  33. Who was Georgia’s third Governor? • The honorable James Wright became Governor of Georgia on October 11, 1760. He had been attorney General of South Carolina for twenty one years.

  34. What did this Governor envision for Georgia? • He believed that Georgia would continue to grow if large farms were even bigger, if trading expanded and if the western lands of the colony were opened to the settlers.

  35. What type of defenses did Governor Wright develop? • Wright completed the defenses around Savannah – Savannah was surrounded with palisades and the area forts were made stronger. Sunbury became the official port for ships. Both houses of the colonial assembly worked together to promote economic growth.

  36. Where did the term “cracker” originate? • Undesirable people who moved from Virginia and the Carolinas to settle in the middle and western part of Georgia.

  37. What caused the discontent in the colonies? • During the fifteen years before the American Revolution, many colonists began to tire of British rule and resent its policies. Britain had to pay off its war debt and had to pay soldiers to protect the colonies. To the British, it seemed only fair for the colonists to pay for this. As the British taxed the colonists, the colonists complained. As the colonists complained, Great Britain enacted old laws.

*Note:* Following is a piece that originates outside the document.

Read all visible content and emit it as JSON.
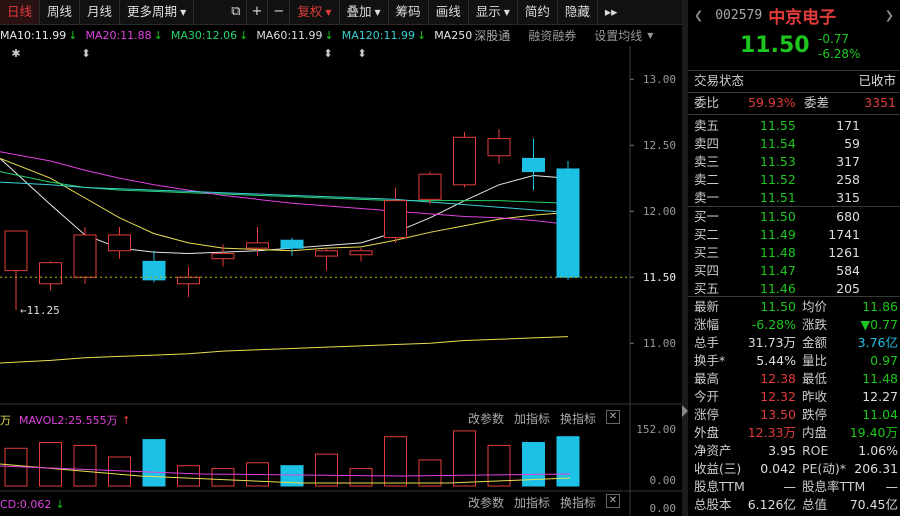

  38. What were the laws Britain passed that caused the colonists to complain? • Navigation Acts – said colonies could only ship their goods on British vessels (not a problem for Georgia because most of its trade was still with Britain). • 1764 – increase tax on wine and imported goods – very little opposition in Georgia as parliament provided most of the money for Georgia’s government (older colonies angered about this as they were paying more). • Sugar act – tax on sugar and molasses – problem with Georgia due to heavy trade of this with Jamaica and Barbados. • 1765: Stamp Act – tax on newspapers, legal documents, licenses.

  39. Examine the cartoon on page 150. What do you think it means?

  40. What resentment accompanied the Stamp Act? • The reaction to the stamp act was swift and sometimes violent. A Stamp Act Congress met in Boston, MA to speak against British taxes. The Georgia colonial assembly was not in session, so Georgia did not send a representative. Georgia citizens did, however, burn an effigy of the stamp master in the streets of Savannah.

  41. Who were the Liberty Boys? • November 6th, group of Georgians came together to oppose the stamp act – they were called The Liberty Boys. They were part of a larger group, The Sons of Liberty.

  42. Why were they called the Liberty Brawlers? • Because they met in local taverns such as Tondee’s Tavern in Savannah.

  43. How did Georgia react to the Townshend Acts of 1767? • Members of the Georgia colonial assembly spoke against these acts, which placed import taxes on tea, paper, glass and coloring for paints.

  44. Who was Noble Wimberly Jones? • Noble Wimberly Jones (his father was original colonist surveyor Noble Jones, who helped Oglethorpe plan the city of Savannah) was elected as speaker of the assembly. Jones was an outspoken leader of the discontented Georgians.